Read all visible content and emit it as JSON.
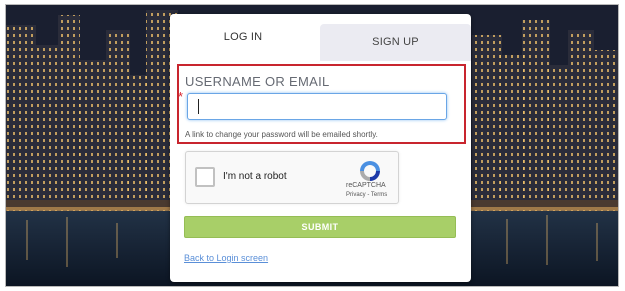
{
  "tabs": {
    "login_label": "LOG IN",
    "signup_label": "SIGN UP",
    "active": "login"
  },
  "form": {
    "field_label": "USERNAME OR EMAIL",
    "required_marker": "*",
    "field_value": "",
    "hint": "A link to change your password will be emailed shortly."
  },
  "captcha": {
    "label": "I'm not a robot",
    "brand": "reCAPTCHA",
    "links": "Privacy - Terms",
    "checked": false
  },
  "actions": {
    "submit_label": "SUBMIT",
    "back_label": "Back to Login screen"
  },
  "colors": {
    "highlight": "#c8252e",
    "submit": "#a8cf68",
    "link": "#5a8fd8",
    "input_focus": "#6aa6e6",
    "required": "#d9262f"
  },
  "icons": {
    "captcha_logo": "recaptcha-logo-icon",
    "background": "city-skyline-background"
  }
}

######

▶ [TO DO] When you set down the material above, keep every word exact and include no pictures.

▶ [RESPONSE FOR THIS EXERCISE]
Read all visible content and emit it as JSON.
{
  "tabs": {
    "login_label": "LOG IN",
    "signup_label": "SIGN UP",
    "active": "login"
  },
  "form": {
    "field_label": "USERNAME OR EMAIL",
    "required_marker": "*",
    "field_value": "",
    "hint": "A link to change your password will be emailed shortly."
  },
  "captcha": {
    "label": "I'm not a robot",
    "brand": "reCAPTCHA",
    "links": "Privacy - Terms",
    "checked": false
  },
  "actions": {
    "submit_label": "SUBMIT",
    "back_label": "Back to Login screen"
  },
  "colors": {
    "highlight": "#c8252e",
    "submit": "#a8cf68",
    "link": "#5a8fd8",
    "input_focus": "#6aa6e6",
    "required": "#d9262f"
  },
  "icons": {
    "captcha_logo": "recaptcha-logo-icon",
    "background": "city-skyline-background"
  }
}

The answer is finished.